(Entries from a dataset of interfaces)
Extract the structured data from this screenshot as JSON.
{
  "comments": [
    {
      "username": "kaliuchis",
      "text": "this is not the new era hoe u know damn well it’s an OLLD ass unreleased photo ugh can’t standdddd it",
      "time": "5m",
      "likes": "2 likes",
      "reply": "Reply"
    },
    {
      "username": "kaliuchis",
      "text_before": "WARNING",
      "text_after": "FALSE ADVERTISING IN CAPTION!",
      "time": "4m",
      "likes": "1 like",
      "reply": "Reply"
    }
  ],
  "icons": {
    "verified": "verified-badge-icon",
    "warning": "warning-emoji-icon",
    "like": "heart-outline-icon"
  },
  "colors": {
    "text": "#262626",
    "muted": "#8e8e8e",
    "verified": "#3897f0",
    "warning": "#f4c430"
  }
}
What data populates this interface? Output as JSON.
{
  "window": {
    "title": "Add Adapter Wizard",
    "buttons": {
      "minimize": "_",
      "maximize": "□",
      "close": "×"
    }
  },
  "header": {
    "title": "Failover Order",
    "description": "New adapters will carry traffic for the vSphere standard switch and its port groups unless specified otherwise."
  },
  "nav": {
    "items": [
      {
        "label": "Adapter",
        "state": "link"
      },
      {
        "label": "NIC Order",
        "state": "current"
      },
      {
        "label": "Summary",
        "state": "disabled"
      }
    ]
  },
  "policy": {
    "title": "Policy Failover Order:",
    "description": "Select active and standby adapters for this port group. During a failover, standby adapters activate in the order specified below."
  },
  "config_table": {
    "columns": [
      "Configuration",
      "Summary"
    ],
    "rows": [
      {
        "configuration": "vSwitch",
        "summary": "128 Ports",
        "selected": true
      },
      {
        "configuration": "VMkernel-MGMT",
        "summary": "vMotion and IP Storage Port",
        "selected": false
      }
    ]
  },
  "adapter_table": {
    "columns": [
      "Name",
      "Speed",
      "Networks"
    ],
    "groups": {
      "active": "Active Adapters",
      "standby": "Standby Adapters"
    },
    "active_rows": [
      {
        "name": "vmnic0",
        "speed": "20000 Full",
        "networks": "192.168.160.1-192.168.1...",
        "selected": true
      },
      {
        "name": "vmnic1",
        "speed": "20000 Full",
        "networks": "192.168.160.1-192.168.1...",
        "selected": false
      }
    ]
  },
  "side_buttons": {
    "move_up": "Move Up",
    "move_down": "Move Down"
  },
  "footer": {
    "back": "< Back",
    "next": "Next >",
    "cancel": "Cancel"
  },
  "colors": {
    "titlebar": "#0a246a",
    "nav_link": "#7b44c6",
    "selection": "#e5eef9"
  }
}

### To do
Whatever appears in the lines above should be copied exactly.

### Final answer
Extract the structured data from this screenshot as JSON.
{
  "comments": [
    {
      "username": "kaliuchis",
      "text": "this is not the new era hoe u know damn well it’s an OLLD ass unreleased photo ugh can’t standdddd it",
      "time": "5m",
      "likes": "2 likes",
      "reply": "Reply"
    },
    {
      "username": "kaliuchis",
      "text_before": "WARNING",
      "text_after": "FALSE ADVERTISING IN CAPTION!",
      "time": "4m",
      "likes": "1 like",
      "reply": "Reply"
    }
  ],
  "icons": {
    "verified": "verified-badge-icon",
    "warning": "warning-emoji-icon",
    "like": "heart-outline-icon"
  },
  "colors": {
    "text": "#262626",
    "muted": "#8e8e8e",
    "verified": "#3897f0",
    "warning": "#f4c430"
  }
}
What data populates this interface? Output as JSON.
{
  "window": {
    "title": "Add Adapter Wizard",
    "buttons": {
      "minimize": "_",
      "maximize": "□",
      "close": "×"
    }
  },
  "header": {
    "title": "Failover Order",
    "description": "New adapters will carry traffic for the vSphere standard switch and its port groups unless specified otherwise."
  },
  "nav": {
    "items": [
      {
        "label": "Adapter",
        "state": "link"
      },
      {
        "label": "NIC Order",
        "state": "current"
      },
      {
        "label": "Summary",
        "state": "disabled"
      }
    ]
  },
  "policy": {
    "title": "Policy Failover Order:",
    "description": "Select active and standby adapters for this port group. During a failover, standby adapters activate in the order specified below."
  },
  "config_table": {
    "columns": [
      "Configuration",
      "Summary"
    ],
    "rows": [
      {
        "configuration": "vSwitch",
        "summary": "128 Ports",
        "selected": true
      },
      {
        "configuration": "VMkernel-MGMT",
        "summary": "vMotion and IP Storage Port",
        "selected": false
      }
    ]
  },
  "adapter_table": {
    "columns": [
      "Name",
      "Speed",
      "Networks"
    ],
    "groups": {
      "active": "Active Adapters",
      "standby": "Standby Adapters"
    },
    "active_rows": [
      {
        "name": "vmnic0",
        "speed": "20000 Full",
        "networks": "192.168.160.1-192.168.1...",
        "selected": true
      },
      {
        "name": "vmnic1",
        "speed": "20000 Full",
        "networks": "192.168.160.1-192.168.1...",
        "selected": false
      }
    ]
  },
  "side_buttons": {
    "move_up": "Move Up",
    "move_down": "Move Down"
  },
  "footer": {
    "back": "< Back",
    "next": "Next >",
    "cancel": "Cancel"
  },
  "colors": {
    "titlebar": "#0a246a",
    "nav_link": "#7b44c6",
    "selection": "#e5eef9"
  }
}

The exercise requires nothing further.